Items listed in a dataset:
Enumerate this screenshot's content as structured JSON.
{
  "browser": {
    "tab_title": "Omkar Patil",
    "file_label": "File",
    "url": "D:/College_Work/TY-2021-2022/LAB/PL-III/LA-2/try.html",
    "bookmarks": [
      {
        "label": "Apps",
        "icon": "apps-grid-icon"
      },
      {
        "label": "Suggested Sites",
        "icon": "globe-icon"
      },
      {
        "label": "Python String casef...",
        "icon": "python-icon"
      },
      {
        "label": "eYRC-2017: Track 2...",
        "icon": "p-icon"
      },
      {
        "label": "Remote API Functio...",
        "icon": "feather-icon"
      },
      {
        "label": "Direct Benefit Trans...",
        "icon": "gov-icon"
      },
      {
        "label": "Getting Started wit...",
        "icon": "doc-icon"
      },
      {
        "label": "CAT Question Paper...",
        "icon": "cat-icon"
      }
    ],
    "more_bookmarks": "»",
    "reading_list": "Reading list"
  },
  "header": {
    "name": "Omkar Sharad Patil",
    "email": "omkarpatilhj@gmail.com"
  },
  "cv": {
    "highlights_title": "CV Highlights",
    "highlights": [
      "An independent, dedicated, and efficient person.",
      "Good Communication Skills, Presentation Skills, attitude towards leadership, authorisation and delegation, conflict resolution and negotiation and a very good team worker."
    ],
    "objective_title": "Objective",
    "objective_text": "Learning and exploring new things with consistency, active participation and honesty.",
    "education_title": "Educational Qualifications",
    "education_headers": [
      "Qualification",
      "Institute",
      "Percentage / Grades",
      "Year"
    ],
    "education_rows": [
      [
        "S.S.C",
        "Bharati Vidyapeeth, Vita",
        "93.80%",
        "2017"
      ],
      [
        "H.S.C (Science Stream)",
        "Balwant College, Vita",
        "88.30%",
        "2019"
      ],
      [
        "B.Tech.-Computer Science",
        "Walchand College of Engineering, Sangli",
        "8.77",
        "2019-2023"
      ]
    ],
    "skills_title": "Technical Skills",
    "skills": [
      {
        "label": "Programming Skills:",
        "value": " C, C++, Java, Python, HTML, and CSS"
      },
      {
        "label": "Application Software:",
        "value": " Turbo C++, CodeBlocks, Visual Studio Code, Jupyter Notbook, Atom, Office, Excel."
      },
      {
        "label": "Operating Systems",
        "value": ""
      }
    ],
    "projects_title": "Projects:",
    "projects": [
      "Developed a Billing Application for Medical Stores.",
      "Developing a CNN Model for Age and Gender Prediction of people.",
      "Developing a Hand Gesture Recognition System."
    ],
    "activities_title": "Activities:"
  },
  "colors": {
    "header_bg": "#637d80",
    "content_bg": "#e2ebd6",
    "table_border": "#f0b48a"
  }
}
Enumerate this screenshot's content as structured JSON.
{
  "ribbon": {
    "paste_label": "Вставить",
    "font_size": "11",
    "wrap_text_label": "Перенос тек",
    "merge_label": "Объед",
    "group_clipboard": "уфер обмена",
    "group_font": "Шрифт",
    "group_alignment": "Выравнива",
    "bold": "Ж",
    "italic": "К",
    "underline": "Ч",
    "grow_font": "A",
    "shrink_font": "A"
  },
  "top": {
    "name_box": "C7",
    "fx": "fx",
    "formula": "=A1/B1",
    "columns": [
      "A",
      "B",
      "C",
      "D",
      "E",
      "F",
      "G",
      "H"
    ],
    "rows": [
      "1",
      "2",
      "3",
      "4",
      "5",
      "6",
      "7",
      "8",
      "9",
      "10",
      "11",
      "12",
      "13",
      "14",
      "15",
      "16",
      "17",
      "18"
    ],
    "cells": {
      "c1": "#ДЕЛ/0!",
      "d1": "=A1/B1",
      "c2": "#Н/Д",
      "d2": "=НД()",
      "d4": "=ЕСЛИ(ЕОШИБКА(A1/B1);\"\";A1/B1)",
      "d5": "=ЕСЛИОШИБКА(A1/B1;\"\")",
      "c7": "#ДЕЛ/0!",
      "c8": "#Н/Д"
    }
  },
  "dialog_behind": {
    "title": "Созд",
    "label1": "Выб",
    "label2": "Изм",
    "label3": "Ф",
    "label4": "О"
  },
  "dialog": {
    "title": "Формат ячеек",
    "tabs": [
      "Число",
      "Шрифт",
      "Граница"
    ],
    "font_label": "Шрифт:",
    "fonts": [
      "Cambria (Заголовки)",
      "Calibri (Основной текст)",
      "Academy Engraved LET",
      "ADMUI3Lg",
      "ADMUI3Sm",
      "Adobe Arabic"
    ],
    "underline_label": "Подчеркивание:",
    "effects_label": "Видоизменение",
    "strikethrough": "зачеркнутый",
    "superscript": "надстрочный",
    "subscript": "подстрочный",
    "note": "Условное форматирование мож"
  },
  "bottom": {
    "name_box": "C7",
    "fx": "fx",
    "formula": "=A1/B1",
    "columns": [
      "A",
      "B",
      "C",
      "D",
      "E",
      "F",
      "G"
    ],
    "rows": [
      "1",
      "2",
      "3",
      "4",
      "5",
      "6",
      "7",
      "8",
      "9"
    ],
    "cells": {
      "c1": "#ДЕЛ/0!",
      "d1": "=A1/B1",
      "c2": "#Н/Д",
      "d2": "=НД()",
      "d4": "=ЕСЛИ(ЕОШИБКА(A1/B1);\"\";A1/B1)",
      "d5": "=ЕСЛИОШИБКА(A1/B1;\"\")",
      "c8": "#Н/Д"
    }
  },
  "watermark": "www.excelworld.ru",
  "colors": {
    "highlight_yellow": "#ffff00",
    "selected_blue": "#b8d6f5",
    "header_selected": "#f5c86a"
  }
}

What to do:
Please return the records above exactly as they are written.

Exercise answer:
Enumerate this screenshot's content as structured JSON.
{
  "browser": {
    "tab_title": "Omkar Patil",
    "file_label": "File",
    "url": "D:/College_Work/TY-2021-2022/LAB/PL-III/LA-2/try.html",
    "bookmarks": [
      {
        "label": "Apps",
        "icon": "apps-grid-icon"
      },
      {
        "label": "Suggested Sites",
        "icon": "globe-icon"
      },
      {
        "label": "Python String casef...",
        "icon": "python-icon"
      },
      {
        "label": "eYRC-2017: Track 2...",
        "icon": "p-icon"
      },
      {
        "label": "Remote API Functio...",
        "icon": "feather-icon"
      },
      {
        "label": "Direct Benefit Trans...",
        "icon": "gov-icon"
      },
      {
        "label": "Getting Started wit...",
        "icon": "doc-icon"
      },
      {
        "label": "CAT Question Paper...",
        "icon": "cat-icon"
      }
    ],
    "more_bookmarks": "»",
    "reading_list": "Reading list"
  },
  "header": {
    "name": "Omkar Sharad Patil",
    "email": "omkarpatilhj@gmail.com"
  },
  "cv": {
    "highlights_title": "CV Highlights",
    "highlights": [
      "An independent, dedicated, and efficient person.",
      "Good Communication Skills, Presentation Skills, attitude towards leadership, authorisation and delegation, conflict resolution and negotiation and a very good team worker."
    ],
    "objective_title": "Objective",
    "objective_text": "Learning and exploring new things with consistency, active participation and honesty.",
    "education_title": "Educational Qualifications",
    "education_headers": [
      "Qualification",
      "Institute",
      "Percentage / Grades",
      "Year"
    ],
    "education_rows": [
      [
        "S.S.C",
        "Bharati Vidyapeeth, Vita",
        "93.80%",
        "2017"
      ],
      [
        "H.S.C (Science Stream)",
        "Balwant College, Vita",
        "88.30%",
        "2019"
      ],
      [
        "B.Tech.-Computer Science",
        "Walchand College of Engineering, Sangli",
        "8.77",
        "2019-2023"
      ]
    ],
    "skills_title": "Technical Skills",
    "skills": [
      {
        "label": "Programming Skills:",
        "value": " C, C++, Java, Python, HTML, and CSS"
      },
      {
        "label": "Application Software:",
        "value": " Turbo C++, CodeBlocks, Visual Studio Code, Jupyter Notbook, Atom, Office, Excel."
      },
      {
        "label": "Operating Systems",
        "value": ""
      }
    ],
    "projects_title": "Projects:",
    "projects": [
      "Developed a Billing Application for Medical Stores.",
      "Developing a CNN Model for Age and Gender Prediction of people.",
      "Developing a Hand Gesture Recognition System."
    ],
    "activities_title": "Activities:"
  },
  "colors": {
    "header_bg": "#637d80",
    "content_bg": "#e2ebd6",
    "table_border": "#f0b48a"
  }
}
Enumerate this screenshot's content as structured JSON.
{
  "ribbon": {
    "paste_label": "Вставить",
    "font_size": "11",
    "wrap_text_label": "Перенос тек",
    "merge_label": "Объед",
    "group_clipboard": "уфер обмена",
    "group_font": "Шрифт",
    "group_alignment": "Выравнива",
    "bold": "Ж",
    "italic": "К",
    "underline": "Ч",
    "grow_font": "A",
    "shrink_font": "A"
  },
  "top": {
    "name_box": "C7",
    "fx": "fx",
    "formula": "=A1/B1",
    "columns": [
      "A",
      "B",
      "C",
      "D",
      "E",
      "F",
      "G",
      "H"
    ],
    "rows": [
      "1",
      "2",
      "3",
      "4",
      "5",
      "6",
      "7",
      "8",
      "9",
      "10",
      "11",
      "12",
      "13",
      "14",
      "15",
      "16",
      "17",
      "18"
    ],
    "cells": {
      "c1": "#ДЕЛ/0!",
      "d1": "=A1/B1",
      "c2": "#Н/Д",
      "d2": "=НД()",
      "d4": "=ЕСЛИ(ЕОШИБКА(A1/B1);\"\";A1/B1)",
      "d5": "=ЕСЛИОШИБКА(A1/B1;\"\")",
      "c7": "#ДЕЛ/0!",
      "c8": "#Н/Д"
    }
  },
  "dialog_behind": {
    "title": "Созд",
    "label1": "Выб",
    "label2": "Изм",
    "label3": "Ф",
    "label4": "О"
  },
  "dialog": {
    "title": "Формат ячеек",
    "tabs": [
      "Число",
      "Шрифт",
      "Граница"
    ],
    "font_label": "Шрифт:",
    "fonts": [
      "Cambria (Заголовки)",
      "Calibri (Основной текст)",
      "Academy Engraved LET",
      "ADMUI3Lg",
      "ADMUI3Sm",
      "Adobe Arabic"
    ],
    "underline_label": "Подчеркивание:",
    "effects_label": "Видоизменение",
    "strikethrough": "зачеркнутый",
    "superscript": "надстрочный",
    "subscript": "подстрочный",
    "note": "Условное форматирование мож"
  },
  "bottom": {
    "name_box": "C7",
    "fx": "fx",
    "formula": "=A1/B1",
    "columns": [
      "A",
      "B",
      "C",
      "D",
      "E",
      "F",
      "G"
    ],
    "rows": [
      "1",
      "2",
      "3",
      "4",
      "5",
      "6",
      "7",
      "8",
      "9"
    ],
    "cells": {
      "c1": "#ДЕЛ/0!",
      "d1": "=A1/B1",
      "c2": "#Н/Д",
      "d2": "=НД()",
      "d4": "=ЕСЛИ(ЕОШИБКА(A1/B1);\"\";A1/B1)",
      "d5": "=ЕСЛИОШИБКА(A1/B1;\"\")",
      "c8": "#Н/Д"
    }
  },
  "watermark": "www.excelworld.ru",
  "colors": {
    "highlight_yellow": "#ffff00",
    "selected_blue": "#b8d6f5",
    "header_selected": "#f5c86a"
  }
}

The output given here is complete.